Assignment: Return the lines of the data below in which the string "safety" occurs.

Recorded information:
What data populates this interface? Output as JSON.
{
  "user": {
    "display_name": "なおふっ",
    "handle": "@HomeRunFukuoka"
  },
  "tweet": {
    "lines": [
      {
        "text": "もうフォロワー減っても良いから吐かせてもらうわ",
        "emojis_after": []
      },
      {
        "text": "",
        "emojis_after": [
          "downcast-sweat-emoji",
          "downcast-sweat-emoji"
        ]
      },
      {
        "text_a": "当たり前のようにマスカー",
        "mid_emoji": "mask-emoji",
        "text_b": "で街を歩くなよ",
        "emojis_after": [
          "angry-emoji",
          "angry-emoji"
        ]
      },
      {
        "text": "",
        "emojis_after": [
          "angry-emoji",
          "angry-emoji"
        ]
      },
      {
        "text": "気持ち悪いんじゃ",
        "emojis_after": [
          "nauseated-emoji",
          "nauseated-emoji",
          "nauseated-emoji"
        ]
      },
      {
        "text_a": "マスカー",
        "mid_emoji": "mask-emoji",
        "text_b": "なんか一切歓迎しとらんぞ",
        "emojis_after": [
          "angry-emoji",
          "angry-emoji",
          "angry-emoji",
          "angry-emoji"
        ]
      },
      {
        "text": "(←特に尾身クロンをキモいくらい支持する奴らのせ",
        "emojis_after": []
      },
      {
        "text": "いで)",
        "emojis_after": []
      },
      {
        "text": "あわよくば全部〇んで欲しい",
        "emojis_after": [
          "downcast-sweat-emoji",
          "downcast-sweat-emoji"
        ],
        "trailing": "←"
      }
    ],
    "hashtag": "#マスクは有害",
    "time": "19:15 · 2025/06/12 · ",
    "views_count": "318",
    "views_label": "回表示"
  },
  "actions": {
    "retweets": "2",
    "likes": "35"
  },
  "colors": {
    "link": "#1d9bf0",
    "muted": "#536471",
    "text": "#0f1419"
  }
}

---

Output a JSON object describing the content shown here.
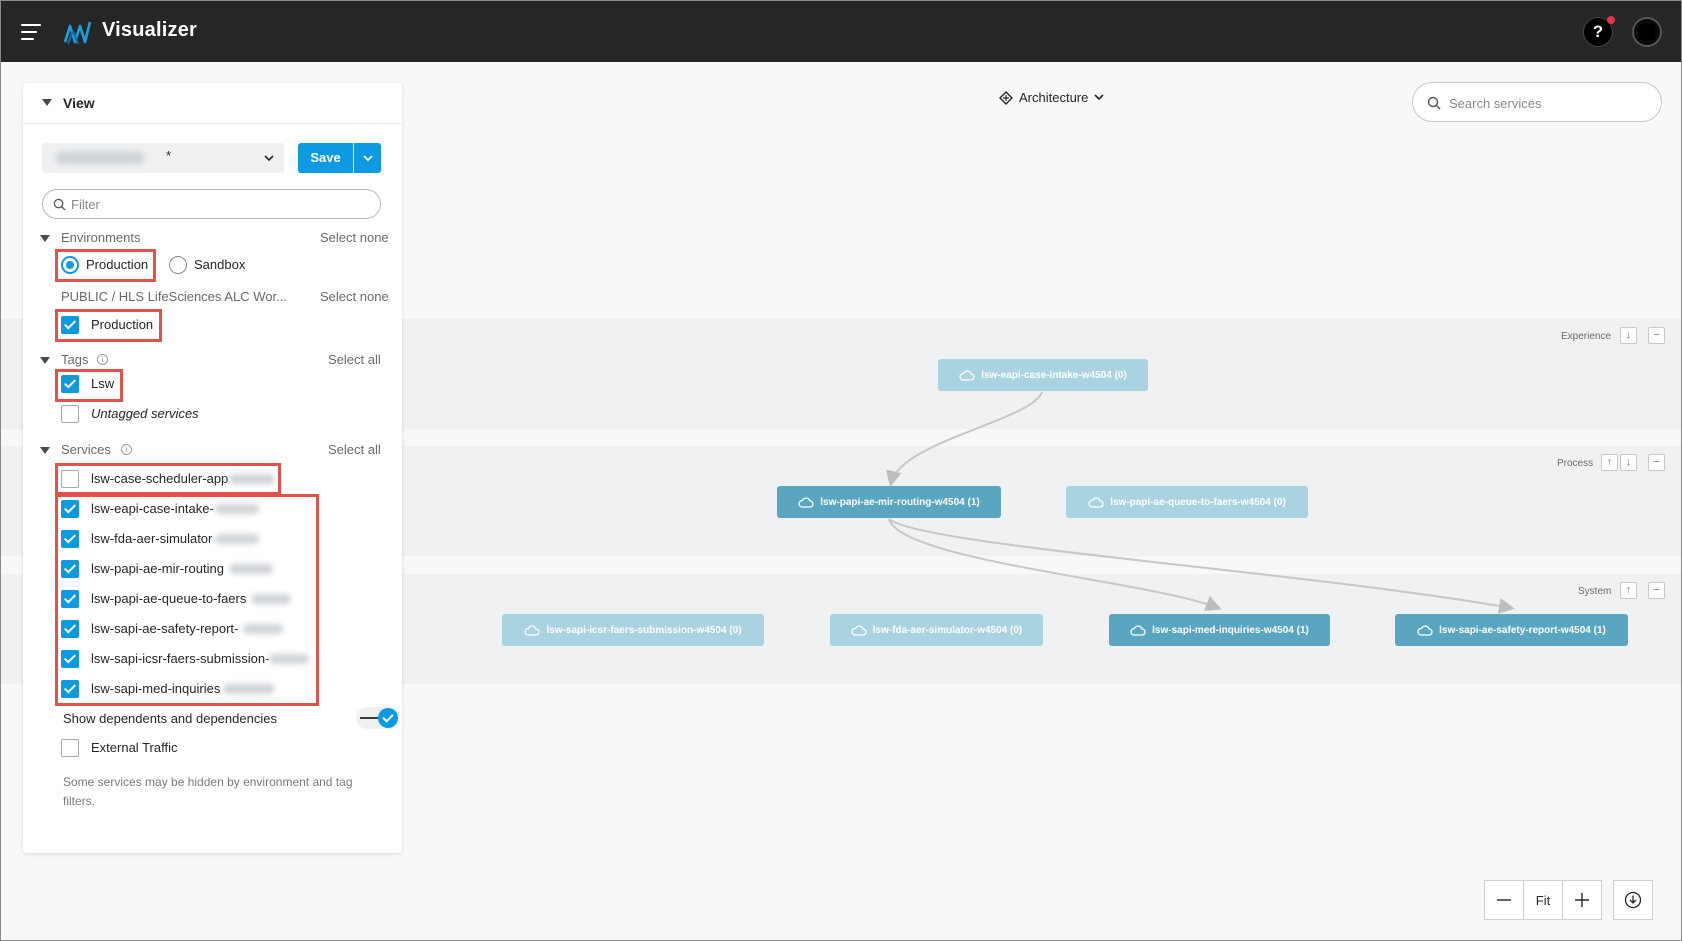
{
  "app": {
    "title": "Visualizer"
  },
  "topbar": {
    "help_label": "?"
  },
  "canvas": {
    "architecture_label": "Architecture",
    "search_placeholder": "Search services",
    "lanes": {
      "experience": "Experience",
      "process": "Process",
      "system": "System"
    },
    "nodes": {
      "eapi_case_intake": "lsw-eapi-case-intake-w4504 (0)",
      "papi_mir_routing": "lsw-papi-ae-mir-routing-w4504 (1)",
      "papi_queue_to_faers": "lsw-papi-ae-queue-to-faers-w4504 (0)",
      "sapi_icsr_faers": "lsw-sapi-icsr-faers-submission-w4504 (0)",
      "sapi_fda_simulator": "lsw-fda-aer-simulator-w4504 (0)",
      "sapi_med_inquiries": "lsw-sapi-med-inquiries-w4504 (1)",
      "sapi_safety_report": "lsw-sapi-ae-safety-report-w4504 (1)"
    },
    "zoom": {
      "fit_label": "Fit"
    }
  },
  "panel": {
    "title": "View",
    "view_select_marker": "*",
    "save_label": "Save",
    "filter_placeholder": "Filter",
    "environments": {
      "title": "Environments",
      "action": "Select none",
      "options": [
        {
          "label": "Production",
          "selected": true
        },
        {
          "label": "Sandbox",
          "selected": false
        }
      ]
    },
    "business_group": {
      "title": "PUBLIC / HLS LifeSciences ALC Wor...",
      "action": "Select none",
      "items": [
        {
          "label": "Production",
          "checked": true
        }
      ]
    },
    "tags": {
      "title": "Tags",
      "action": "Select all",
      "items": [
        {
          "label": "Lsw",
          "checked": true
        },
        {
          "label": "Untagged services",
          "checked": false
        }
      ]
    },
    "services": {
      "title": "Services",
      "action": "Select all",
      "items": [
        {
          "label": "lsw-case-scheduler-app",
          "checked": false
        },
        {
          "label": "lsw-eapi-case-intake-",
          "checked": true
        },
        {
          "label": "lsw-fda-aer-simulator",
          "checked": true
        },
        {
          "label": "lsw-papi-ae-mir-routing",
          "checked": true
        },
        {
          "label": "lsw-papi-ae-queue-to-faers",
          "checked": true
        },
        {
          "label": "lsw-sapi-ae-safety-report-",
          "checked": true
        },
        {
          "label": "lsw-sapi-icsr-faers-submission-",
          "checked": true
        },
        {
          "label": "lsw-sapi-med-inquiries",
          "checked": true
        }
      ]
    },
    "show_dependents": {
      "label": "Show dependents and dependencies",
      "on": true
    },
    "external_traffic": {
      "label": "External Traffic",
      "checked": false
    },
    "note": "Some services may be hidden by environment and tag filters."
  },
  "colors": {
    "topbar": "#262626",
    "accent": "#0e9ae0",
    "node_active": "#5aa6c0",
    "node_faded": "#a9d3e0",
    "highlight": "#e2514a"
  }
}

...

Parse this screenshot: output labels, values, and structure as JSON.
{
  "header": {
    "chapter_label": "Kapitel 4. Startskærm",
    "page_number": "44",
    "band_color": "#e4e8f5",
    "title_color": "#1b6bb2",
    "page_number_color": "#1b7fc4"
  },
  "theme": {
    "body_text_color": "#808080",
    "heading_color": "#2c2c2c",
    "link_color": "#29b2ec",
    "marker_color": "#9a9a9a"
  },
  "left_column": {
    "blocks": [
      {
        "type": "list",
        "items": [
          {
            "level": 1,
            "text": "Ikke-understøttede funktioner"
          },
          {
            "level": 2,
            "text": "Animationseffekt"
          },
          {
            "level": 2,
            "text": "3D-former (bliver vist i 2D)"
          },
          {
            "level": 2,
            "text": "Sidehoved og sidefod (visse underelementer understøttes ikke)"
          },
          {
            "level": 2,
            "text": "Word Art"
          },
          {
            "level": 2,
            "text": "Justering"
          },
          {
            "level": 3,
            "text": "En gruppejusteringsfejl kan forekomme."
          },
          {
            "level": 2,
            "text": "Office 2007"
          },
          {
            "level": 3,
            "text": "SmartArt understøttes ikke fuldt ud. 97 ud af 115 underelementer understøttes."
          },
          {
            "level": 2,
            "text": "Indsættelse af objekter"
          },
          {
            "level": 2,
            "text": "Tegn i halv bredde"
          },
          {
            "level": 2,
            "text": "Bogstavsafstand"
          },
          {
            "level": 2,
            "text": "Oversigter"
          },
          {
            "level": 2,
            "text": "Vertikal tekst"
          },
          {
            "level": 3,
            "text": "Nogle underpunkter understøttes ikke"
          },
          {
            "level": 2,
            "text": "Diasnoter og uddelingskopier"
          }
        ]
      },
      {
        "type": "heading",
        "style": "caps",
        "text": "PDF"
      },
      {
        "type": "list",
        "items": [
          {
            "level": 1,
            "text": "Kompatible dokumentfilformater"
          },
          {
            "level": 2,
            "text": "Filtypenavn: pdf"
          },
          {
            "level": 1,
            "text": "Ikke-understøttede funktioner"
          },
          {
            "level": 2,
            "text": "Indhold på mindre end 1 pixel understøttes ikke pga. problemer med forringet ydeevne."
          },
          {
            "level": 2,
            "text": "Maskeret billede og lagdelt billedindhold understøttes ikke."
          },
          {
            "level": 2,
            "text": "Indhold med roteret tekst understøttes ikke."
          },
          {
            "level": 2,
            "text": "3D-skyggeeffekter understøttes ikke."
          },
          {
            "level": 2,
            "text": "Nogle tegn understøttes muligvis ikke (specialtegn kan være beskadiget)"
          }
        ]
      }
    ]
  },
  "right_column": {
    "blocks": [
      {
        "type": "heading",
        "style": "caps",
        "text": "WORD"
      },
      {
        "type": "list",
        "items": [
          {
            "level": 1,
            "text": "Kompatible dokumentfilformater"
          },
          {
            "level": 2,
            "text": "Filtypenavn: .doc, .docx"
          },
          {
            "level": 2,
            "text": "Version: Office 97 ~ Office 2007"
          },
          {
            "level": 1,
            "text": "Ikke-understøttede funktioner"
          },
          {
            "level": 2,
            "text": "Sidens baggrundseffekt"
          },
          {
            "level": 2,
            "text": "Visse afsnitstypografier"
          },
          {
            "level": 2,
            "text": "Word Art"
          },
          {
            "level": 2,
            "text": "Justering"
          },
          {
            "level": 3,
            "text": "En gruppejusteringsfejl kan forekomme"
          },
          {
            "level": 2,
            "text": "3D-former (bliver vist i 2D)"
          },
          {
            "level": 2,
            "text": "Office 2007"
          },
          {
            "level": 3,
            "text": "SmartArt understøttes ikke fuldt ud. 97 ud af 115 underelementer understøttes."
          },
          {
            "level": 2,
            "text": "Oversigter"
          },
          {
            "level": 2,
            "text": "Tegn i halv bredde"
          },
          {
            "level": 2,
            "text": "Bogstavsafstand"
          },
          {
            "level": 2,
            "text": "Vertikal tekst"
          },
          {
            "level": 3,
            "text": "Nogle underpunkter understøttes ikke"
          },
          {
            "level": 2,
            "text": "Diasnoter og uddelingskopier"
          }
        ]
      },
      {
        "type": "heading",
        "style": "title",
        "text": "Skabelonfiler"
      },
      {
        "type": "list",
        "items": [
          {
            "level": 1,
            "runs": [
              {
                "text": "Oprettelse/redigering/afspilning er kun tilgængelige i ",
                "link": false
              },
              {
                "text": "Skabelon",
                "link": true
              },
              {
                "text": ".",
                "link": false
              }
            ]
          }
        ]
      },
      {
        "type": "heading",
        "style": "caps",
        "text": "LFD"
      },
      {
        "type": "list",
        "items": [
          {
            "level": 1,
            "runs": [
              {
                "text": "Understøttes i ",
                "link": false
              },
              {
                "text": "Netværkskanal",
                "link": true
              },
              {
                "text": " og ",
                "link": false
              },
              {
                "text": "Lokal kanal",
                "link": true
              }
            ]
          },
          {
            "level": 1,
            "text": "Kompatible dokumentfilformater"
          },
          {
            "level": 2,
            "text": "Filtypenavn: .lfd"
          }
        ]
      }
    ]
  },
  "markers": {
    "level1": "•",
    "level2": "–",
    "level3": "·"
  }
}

Exercise solution:
      "sapi_safety_report": "lsw-sapi-ae-safety-report-w4504 (1)"
          "label": "lsw-sapi-ae-safety-report-",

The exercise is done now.